Public records show that Rice University employees have given 87 percent of their campaign contributions to liberal or Democratic organizations since 2000, while 10 percent of the contributions have gone toward those that are associated with Republicans.

Other universities have reported similar findings. The Harvard Crimson recently reported Harvard University faculty to have donated 84 percent of their political contributions to Democratic causes between 2011 and the third quarter of 2014. Similarly, the Daily Princetonian reported 99 percent of contributions from Princeton University faculty were donated to Barack Obama in the 2012 election.

Rice’s findings are analogous with those of most peer institutions despite the fact that Rice finds its home in Texas — a state whose electoral votes have gone to Republican candidates in every presidential election since 1980. In comparison, Harvard and Princeton are both in states that have voted blue for over 20 years.

The disproportionality between donations to Republicans and Democrats is most evident in presidential election years. For the 2008 presidential election, 93.2 percent of contributions made by Rice faculty were given to either Democratic candidate Hillary Clinton or Barack Obama; 6.8 percent were to Republican candidates Ron Paul, John McCain or Mitt Romney.

Faculty donations have gradually decreased since the early 2000s. In the 2008 election, faculty donated a total of $61,743.93 whereas in 2012, $37,548.40 was donated. So far, 2016 presidential candidates have received a total of $14,467.60 from Rice faculty.

Nine of out of the top 10 contributors donated to Democratic causes; only one gave to Republican causes.

Diana Strassmann, director of Rice’s poverty, justice and human capabilities program, is the university’s greatest contributor. Between 2000 and 2015, Strassmann donated $78,200, all going to liberal or Democratic organizations. Recipients include President Obama, Hillary Clinton and Emily’s List, a political action committee dedicated to electing pro-choice Democratic women to office.

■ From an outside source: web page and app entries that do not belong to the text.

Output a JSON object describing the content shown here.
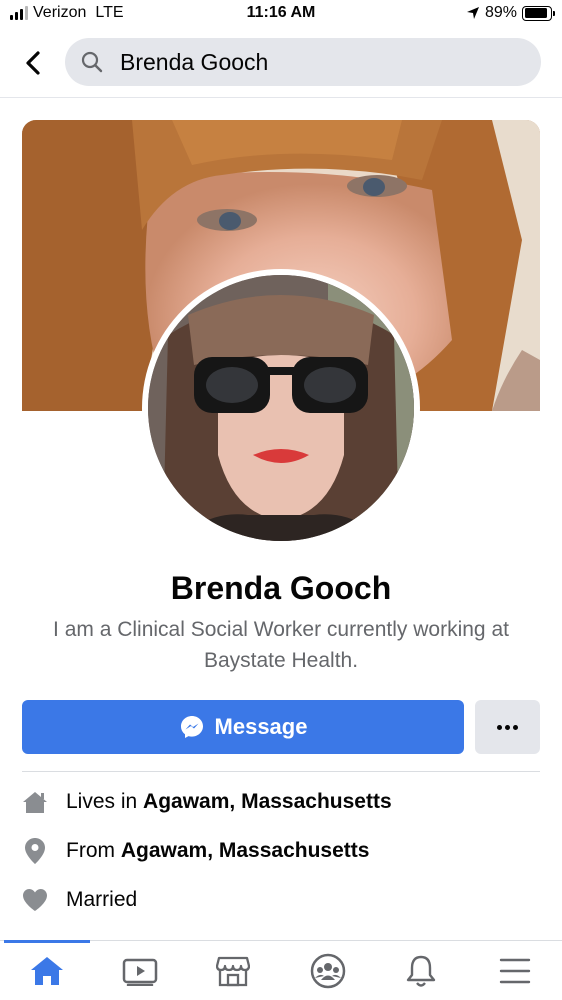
{
  "status_bar": {
    "carrier": "Verizon",
    "network": "LTE",
    "time": "11:16 AM",
    "battery_percent": "89%",
    "battery_level": 0.89
  },
  "search": {
    "query": "Brenda Gooch"
  },
  "profile": {
    "name": "Brenda Gooch",
    "bio": "I am a Clinical Social Worker currently working at Baystate Health."
  },
  "actions": {
    "message_label": "Message"
  },
  "info": [
    {
      "prefix": "Lives in",
      "value": "Agawam, Massachusetts",
      "icon": "home-icon"
    },
    {
      "prefix": "From",
      "value": "Agawam, Massachusetts",
      "icon": "location-pin-icon"
    },
    {
      "prefix": "Married",
      "value": "",
      "icon": "heart-icon"
    }
  ],
  "tabs": [
    {
      "icon": "home-icon",
      "active": true
    },
    {
      "icon": "watch-icon",
      "active": false
    },
    {
      "icon": "marketplace-icon",
      "active": false
    },
    {
      "icon": "groups-icon",
      "active": false
    },
    {
      "icon": "notifications-icon",
      "active": false
    },
    {
      "icon": "menu-icon",
      "active": false
    }
  ],
  "colors": {
    "accent": "#3b78e7",
    "secondary_text": "#65676b",
    "icon_gray": "#8a8d91"
  }
}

Strassmann did not respond to a request for comment.

Rice’s second-greatest contributor is Anne Chao, an adjunct history lecturer who focuses on the field of modern Chinese history. Chao is also part of the poverty, justice and human capabilities program and currently serves as a member of the advisory board for multiple centers on campus, including the Center for the Study of Women, Gender and Sexuality. Chao’s contributions accumulate to $30,750 to liberal political action committees such as Emily’s List and candidates including Hillary Clinton.

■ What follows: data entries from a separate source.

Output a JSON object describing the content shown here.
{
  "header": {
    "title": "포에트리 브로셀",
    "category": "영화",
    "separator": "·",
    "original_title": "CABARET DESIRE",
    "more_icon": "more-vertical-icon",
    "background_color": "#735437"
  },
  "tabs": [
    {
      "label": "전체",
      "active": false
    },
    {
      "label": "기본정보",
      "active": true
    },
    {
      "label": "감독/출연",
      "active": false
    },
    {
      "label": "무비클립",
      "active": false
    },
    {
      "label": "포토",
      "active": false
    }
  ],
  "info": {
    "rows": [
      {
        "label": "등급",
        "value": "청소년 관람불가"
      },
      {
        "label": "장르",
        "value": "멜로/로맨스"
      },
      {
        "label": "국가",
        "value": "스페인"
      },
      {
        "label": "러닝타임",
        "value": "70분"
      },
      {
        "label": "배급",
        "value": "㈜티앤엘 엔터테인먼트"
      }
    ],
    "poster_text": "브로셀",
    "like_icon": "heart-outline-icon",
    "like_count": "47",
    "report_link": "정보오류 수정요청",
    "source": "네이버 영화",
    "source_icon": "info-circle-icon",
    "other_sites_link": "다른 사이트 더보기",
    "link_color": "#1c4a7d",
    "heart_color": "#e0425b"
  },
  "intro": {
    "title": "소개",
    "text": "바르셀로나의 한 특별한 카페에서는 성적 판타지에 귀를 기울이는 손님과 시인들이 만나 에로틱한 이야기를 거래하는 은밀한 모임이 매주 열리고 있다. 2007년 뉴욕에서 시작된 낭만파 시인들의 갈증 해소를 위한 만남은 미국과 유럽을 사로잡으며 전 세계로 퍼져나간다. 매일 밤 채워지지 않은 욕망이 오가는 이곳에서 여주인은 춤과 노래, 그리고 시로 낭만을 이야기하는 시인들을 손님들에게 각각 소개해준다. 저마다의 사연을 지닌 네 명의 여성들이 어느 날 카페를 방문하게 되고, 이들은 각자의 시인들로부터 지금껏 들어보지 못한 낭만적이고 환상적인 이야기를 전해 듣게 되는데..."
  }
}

Jeff Smiseck, Strassmann’s husband, is on Rice’s board of trustees. Smiseck is the former CEO of United Airlines, having resigned in September 2015 over his breach of ethics.

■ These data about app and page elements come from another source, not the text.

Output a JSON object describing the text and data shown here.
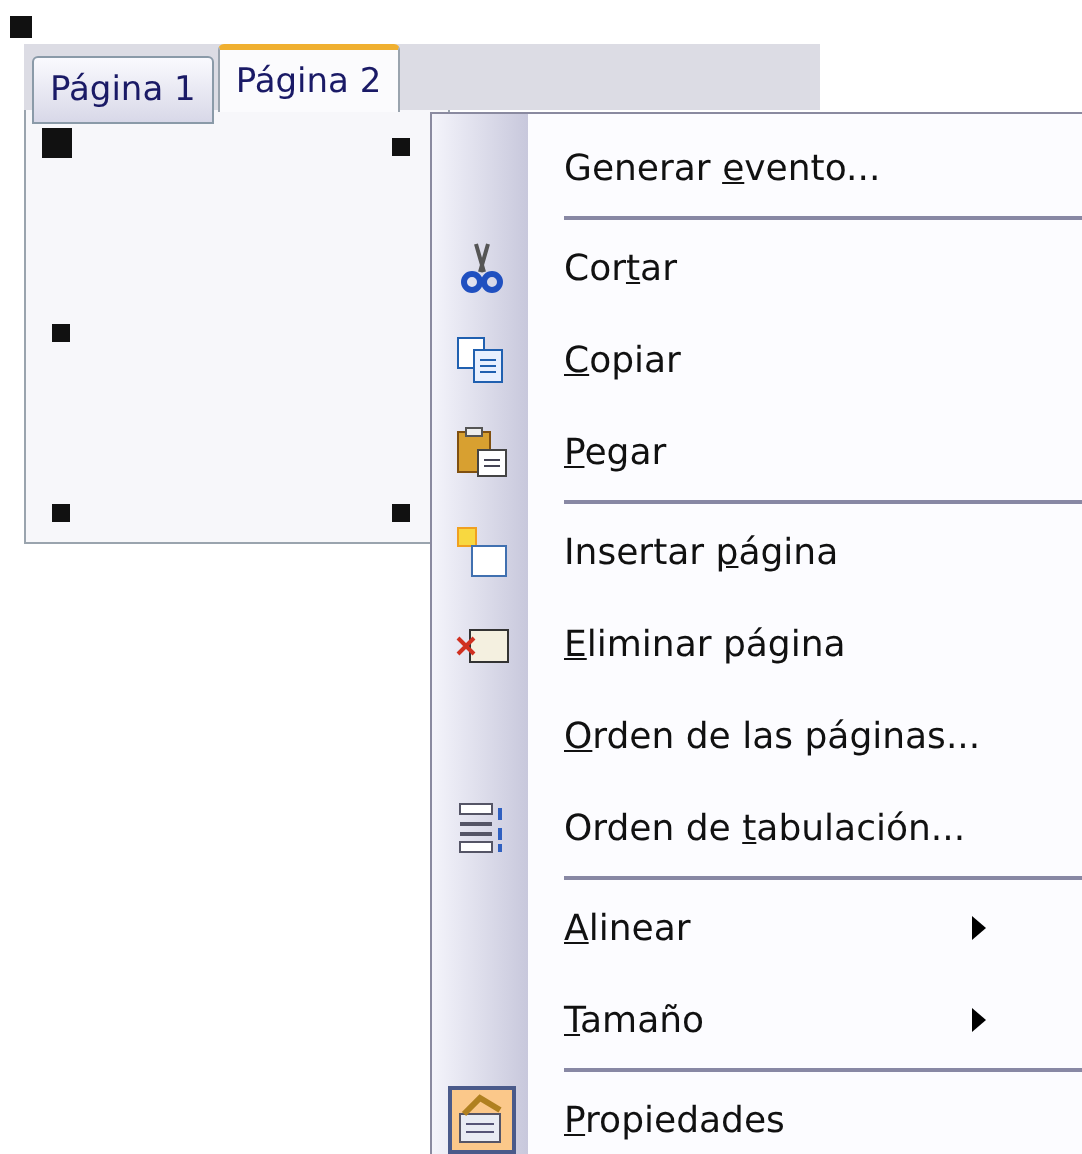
{
  "tab_control": {
    "tabs": [
      {
        "label": "Página 1",
        "selected": false
      },
      {
        "label": "Página 2",
        "selected": true
      }
    ]
  },
  "context_menu": {
    "items": [
      {
        "kind": "command",
        "label": {
          "before": "Generar ",
          "key": "e",
          "after": "vento..."
        },
        "checked": false
      },
      {
        "kind": "separator"
      },
      {
        "kind": "command",
        "label": {
          "before": "Cor",
          "key": "t",
          "after": "ar"
        },
        "checked": false
      },
      {
        "kind": "command",
        "label": {
          "key": "C",
          "after": "opiar"
        },
        "checked": false
      },
      {
        "kind": "command",
        "label": {
          "key": "P",
          "after": "egar"
        },
        "checked": false
      },
      {
        "kind": "separator"
      },
      {
        "kind": "command",
        "label": {
          "before": "Insertar ",
          "key": "p",
          "after": "ágina"
        },
        "checked": false
      },
      {
        "kind": "command",
        "label": {
          "key": "E",
          "after": "liminar página"
        },
        "checked": false
      },
      {
        "kind": "command",
        "label": {
          "key": "O",
          "after": "rden de las páginas..."
        },
        "checked": false
      },
      {
        "kind": "command",
        "label": {
          "before": "Orden de ",
          "key": "t",
          "after": "abulación..."
        },
        "checked": false
      },
      {
        "kind": "separator"
      },
      {
        "kind": "submenu",
        "label": {
          "key": "A",
          "after": "linear"
        }
      },
      {
        "kind": "submenu",
        "label": {
          "key": "T",
          "after": "amaño"
        }
      },
      {
        "kind": "separator"
      },
      {
        "kind": "command",
        "label": {
          "key": "P",
          "after": "ropiedades"
        },
        "checked": true
      }
    ]
  }
}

Chao’s husband, Albert Chao, is also a member of Rice’s board of trustees. While Smiseck has not donated to any campaigns, Albert Chao has donated to Republican candidates such as Jeb Bush and Ted Cruz.

According to Chao, faculty’s political opinions are not intentionally passed down to students.

“Most of my colleagues normally do not voice their personal political views in class, and if they do, are very aware not to impose their views on the students,” Chao said.

Methodology

The data shown was gathered through the Federal Elections Commission’s publicly displayed records of donations made to federal election candidates and political action committees.

Since the FEC only displays contributions equal to or above $200, calculated numbers may not account for all of the contributions made during the year.

Data includes contributions made by donors who listed Rice University as their employer. The time range of contributions was limited to the last 16 years. The data was not further refined based on occupation. For instance, the data was not sorted by donations made solely by “professors.”

Party affiliations of federal election candidates and political action committees were considered to organize contributions into categories: Democratic and Republican. A third category was used for donations to nonpartisan PACs, third parties or centrist groups not affiliated with a particular party.